Examine each line of the listing below. Copy those in which the string "filhas" appears.

» RECORDED DATA
- Opening Delimiter -
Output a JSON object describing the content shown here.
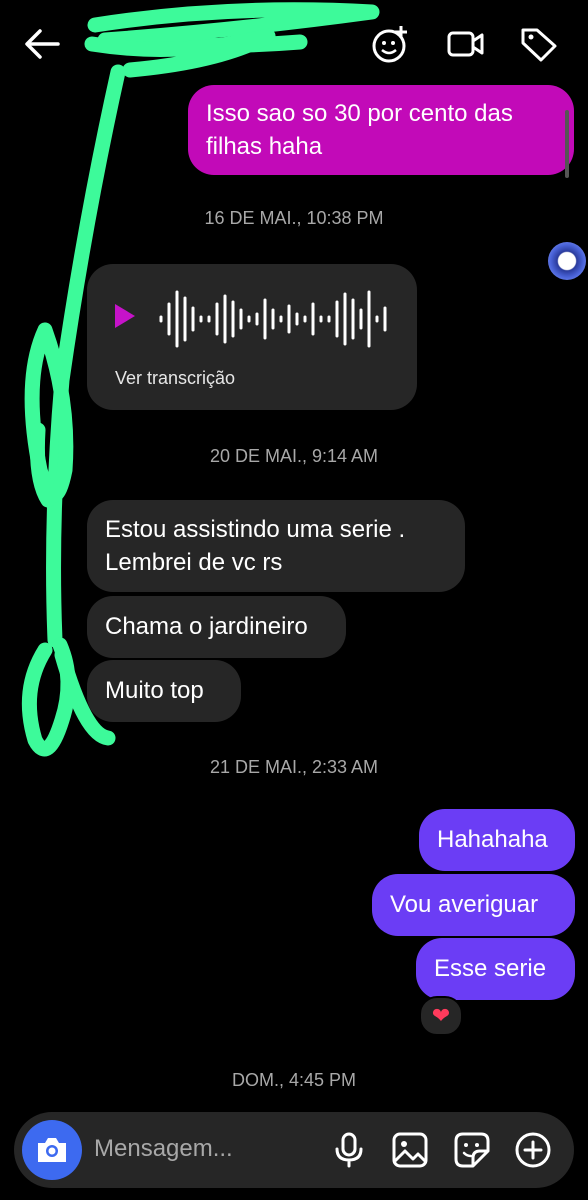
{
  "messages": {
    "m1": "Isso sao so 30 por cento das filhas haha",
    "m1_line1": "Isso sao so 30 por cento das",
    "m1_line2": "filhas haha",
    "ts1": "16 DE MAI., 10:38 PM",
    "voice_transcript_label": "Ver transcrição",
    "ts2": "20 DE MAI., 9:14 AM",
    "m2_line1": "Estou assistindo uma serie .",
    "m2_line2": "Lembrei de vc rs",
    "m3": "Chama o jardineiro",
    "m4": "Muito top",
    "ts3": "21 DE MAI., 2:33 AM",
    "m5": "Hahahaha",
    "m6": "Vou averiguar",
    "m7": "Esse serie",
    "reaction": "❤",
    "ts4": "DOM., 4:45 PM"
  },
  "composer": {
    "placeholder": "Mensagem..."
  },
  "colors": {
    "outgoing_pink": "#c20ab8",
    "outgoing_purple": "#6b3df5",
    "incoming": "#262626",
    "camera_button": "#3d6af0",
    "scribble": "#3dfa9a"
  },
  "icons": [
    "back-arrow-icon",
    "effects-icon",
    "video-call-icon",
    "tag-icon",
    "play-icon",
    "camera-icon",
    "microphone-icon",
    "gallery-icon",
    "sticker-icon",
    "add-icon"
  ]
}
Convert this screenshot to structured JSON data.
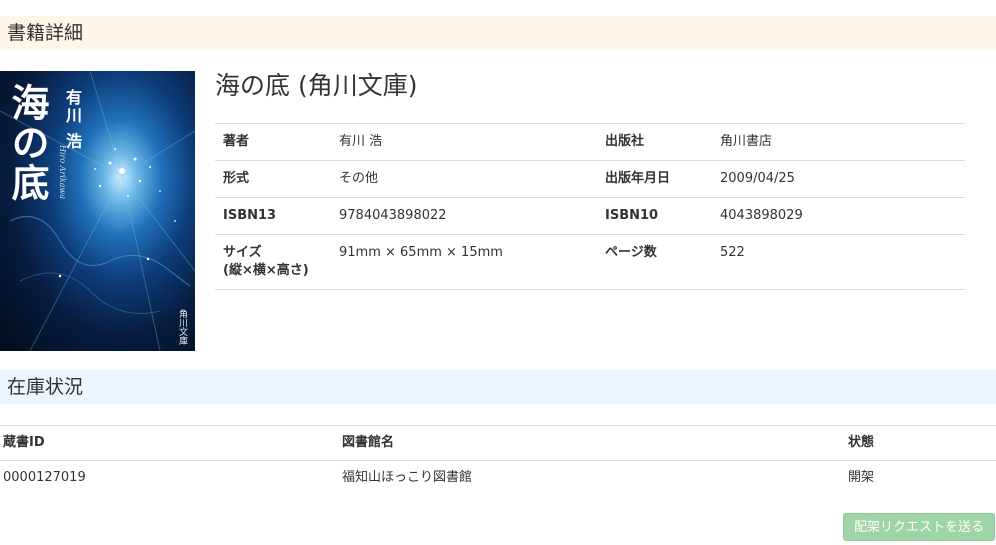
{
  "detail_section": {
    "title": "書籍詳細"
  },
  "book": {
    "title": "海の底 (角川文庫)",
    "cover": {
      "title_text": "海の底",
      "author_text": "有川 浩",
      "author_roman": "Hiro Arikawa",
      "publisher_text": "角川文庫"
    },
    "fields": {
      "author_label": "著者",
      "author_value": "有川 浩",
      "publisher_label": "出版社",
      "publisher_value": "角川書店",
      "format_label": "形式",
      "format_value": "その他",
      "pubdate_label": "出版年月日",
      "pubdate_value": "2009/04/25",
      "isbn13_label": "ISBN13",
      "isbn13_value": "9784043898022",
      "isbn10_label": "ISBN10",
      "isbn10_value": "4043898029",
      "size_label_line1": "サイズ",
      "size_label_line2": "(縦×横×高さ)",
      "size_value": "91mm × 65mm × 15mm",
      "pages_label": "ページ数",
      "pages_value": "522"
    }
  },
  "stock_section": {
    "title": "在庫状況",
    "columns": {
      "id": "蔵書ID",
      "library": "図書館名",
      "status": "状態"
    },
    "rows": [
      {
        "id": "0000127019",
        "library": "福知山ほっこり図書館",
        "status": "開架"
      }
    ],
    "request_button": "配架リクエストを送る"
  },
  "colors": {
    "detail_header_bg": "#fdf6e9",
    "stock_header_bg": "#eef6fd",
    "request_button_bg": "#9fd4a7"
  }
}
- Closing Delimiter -
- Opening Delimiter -
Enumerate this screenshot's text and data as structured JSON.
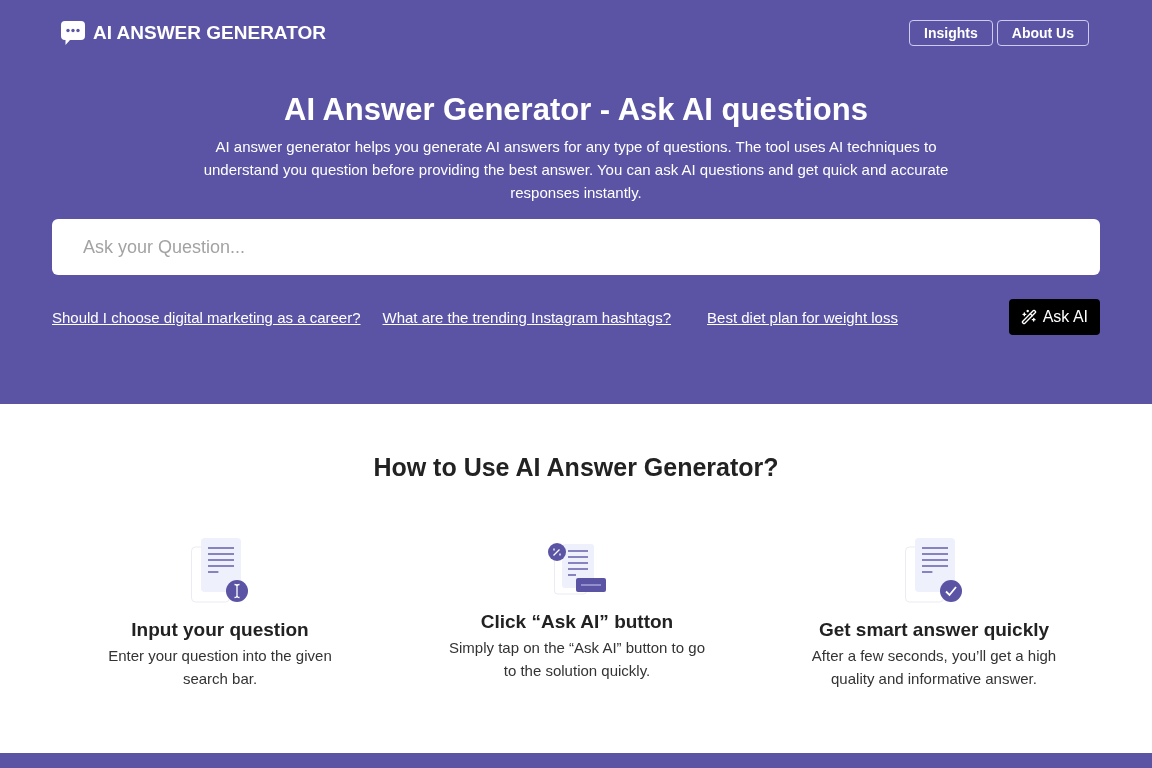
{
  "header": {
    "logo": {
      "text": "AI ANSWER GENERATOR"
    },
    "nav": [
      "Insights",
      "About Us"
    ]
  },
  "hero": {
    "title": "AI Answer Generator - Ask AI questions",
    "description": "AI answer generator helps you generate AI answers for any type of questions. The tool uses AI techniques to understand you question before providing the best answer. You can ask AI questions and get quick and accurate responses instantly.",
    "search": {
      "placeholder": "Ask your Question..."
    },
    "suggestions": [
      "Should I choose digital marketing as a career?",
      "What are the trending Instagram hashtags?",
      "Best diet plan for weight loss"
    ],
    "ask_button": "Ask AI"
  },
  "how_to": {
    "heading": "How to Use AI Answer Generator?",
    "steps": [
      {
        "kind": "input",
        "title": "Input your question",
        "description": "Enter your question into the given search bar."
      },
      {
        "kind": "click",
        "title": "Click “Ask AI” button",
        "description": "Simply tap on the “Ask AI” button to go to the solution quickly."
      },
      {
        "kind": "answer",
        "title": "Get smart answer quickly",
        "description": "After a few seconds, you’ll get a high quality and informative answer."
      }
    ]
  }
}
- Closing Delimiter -
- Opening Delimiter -
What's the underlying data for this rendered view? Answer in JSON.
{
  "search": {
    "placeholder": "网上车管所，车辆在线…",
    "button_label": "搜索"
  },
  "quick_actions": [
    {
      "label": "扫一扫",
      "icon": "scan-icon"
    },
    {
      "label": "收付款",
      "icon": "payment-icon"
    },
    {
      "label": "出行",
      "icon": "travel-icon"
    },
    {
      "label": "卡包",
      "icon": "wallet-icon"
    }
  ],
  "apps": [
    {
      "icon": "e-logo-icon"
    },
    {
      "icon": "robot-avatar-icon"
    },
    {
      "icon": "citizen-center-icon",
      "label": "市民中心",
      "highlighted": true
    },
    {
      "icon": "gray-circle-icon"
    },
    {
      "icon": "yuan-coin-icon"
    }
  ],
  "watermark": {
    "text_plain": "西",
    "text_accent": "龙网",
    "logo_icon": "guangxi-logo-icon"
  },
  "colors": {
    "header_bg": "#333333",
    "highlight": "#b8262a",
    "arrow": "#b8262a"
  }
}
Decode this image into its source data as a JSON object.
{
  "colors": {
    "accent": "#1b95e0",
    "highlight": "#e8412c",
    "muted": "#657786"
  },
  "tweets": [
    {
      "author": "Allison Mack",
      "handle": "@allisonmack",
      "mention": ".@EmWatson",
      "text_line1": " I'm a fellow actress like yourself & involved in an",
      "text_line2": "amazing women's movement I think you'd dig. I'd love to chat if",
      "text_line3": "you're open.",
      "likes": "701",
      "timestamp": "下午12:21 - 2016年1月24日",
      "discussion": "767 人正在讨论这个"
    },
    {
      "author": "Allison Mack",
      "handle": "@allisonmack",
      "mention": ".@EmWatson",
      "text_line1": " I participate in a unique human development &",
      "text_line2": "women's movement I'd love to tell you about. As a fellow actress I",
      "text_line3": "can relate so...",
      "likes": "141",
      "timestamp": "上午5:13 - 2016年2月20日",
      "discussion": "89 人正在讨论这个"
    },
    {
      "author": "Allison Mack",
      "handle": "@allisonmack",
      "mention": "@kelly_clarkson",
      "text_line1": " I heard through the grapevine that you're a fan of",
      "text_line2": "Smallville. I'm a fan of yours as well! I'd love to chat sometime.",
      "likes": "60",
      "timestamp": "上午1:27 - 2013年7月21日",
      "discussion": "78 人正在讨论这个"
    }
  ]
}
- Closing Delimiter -
» COMPLETED TASK
    "m1": "Isso sao so 30 por cento das filhas haha",
    "m1_line2": "filhas haha",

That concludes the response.